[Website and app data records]

━━━━

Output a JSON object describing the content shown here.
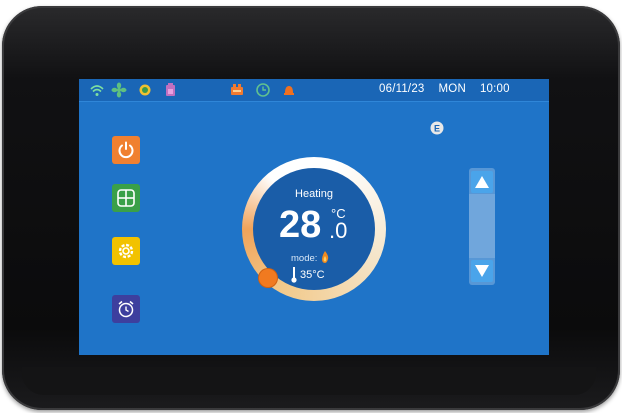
{
  "status_bar": {
    "date": "06/11/23",
    "day": "MON",
    "time": "10:00",
    "icons": [
      "wifi-icon",
      "fan-icon",
      "snowflake-sun-icon",
      "battery-icon",
      "heater-icon",
      "clock-icon",
      "alarm-bell-icon"
    ]
  },
  "thermostat": {
    "mode_title": "Heating",
    "temperature_integer": "28",
    "temperature_decimal": ".0",
    "unit": "°C",
    "mode_label": "mode:",
    "mode_icon": "flame-icon",
    "setpoint": "35",
    "setpoint_unit": "°C"
  },
  "side_buttons": [
    {
      "name": "power-icon",
      "color": "#f08030"
    },
    {
      "name": "mode-grid-icon",
      "color": "#3aa048"
    },
    {
      "name": "settings-gear-icon",
      "color": "#f2c200"
    },
    {
      "name": "alarm-clock-icon",
      "color": "#3d3f9e"
    }
  ],
  "colors": {
    "screen_bg": "#1f74c8",
    "accent_orange": "#f07a20",
    "bezel": "#0b0b0c"
  }
}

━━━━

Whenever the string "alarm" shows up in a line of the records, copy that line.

TASK RESULT:
      "alarm-bell-icon"
      "name": "alarm-clock-icon",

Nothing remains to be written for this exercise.